At trial the defendant’s argument regarding various conditions and events at the jail were precluded and defendant was convicted. Court of appeals reversed the conviction, holding that the lower court improperly precluded the evidence. The court of appeals believed the district court should have permitted the jury to consider evidence of “coercive conditions in determining whether the respondents had formulated the requisite intent to sustain a conviction.” The court held that intent to escape “non-confinement” conditions are admissible.
Did the prosecution have to prove that “a particular defendant left federal custody voluntarily, without permission, and ‘with intent to avoid confinement?’”
Where intent is a requisite element in a Congressional statute it should be interpreted as general intent unless the language or legislative history dictates otherwise.

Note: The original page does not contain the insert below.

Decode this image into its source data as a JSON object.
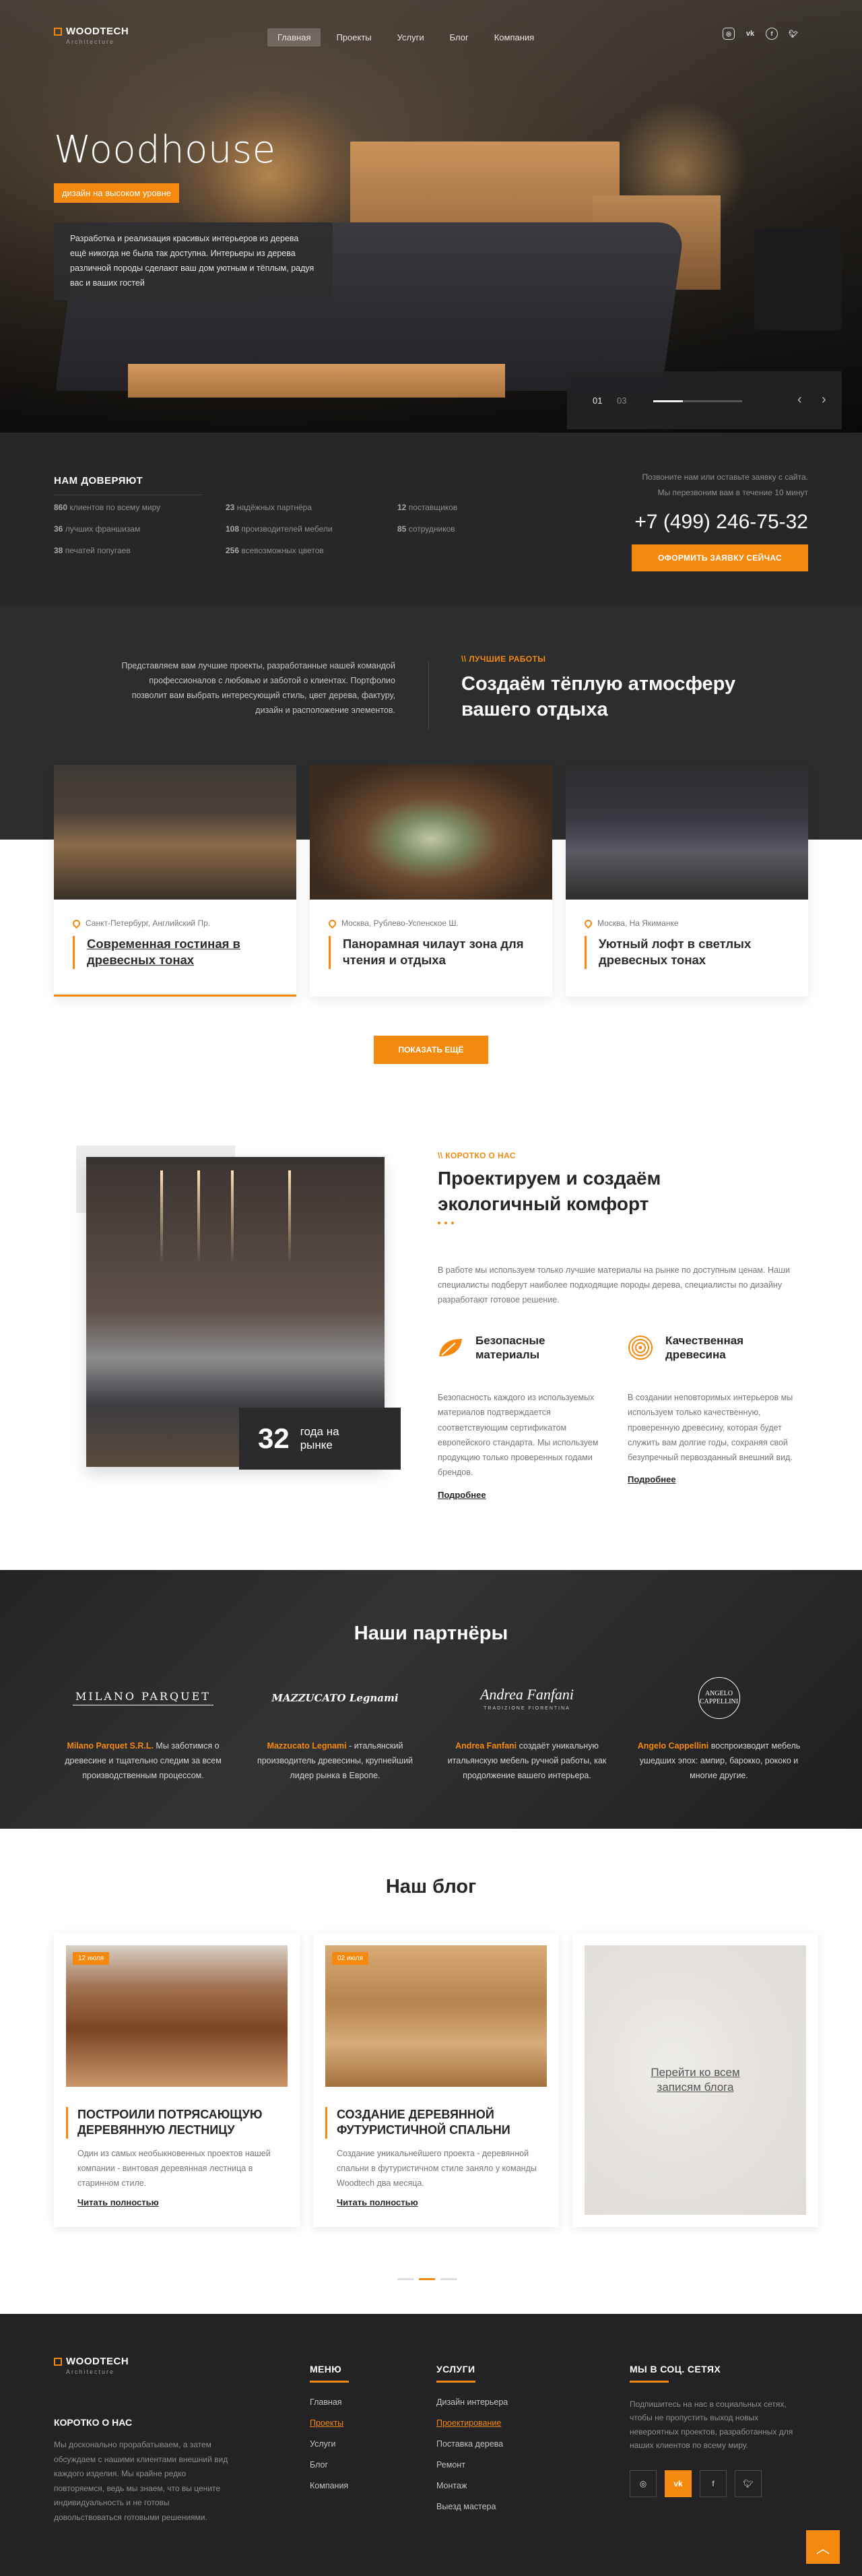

Courts must follow and analyze congressional intent to establish the proper level of mental culpability. In the applicable statute, there exists no language or statutory history alluding to mental culpability. Therefore, the prosecution needed only to prove that Bailey “knowingly” escaped, not that he escaped with a particular purpose. The prosecution need only find that Bailey knowingly left the prison’s premises.
Court attempts to define specific versus general intent, primarily distinguishing purpose and knowledge. Acting with purpose usually coincides with specific intent, while acting knowingly – that a particular result is practically certain to follow – corresponds with general intent.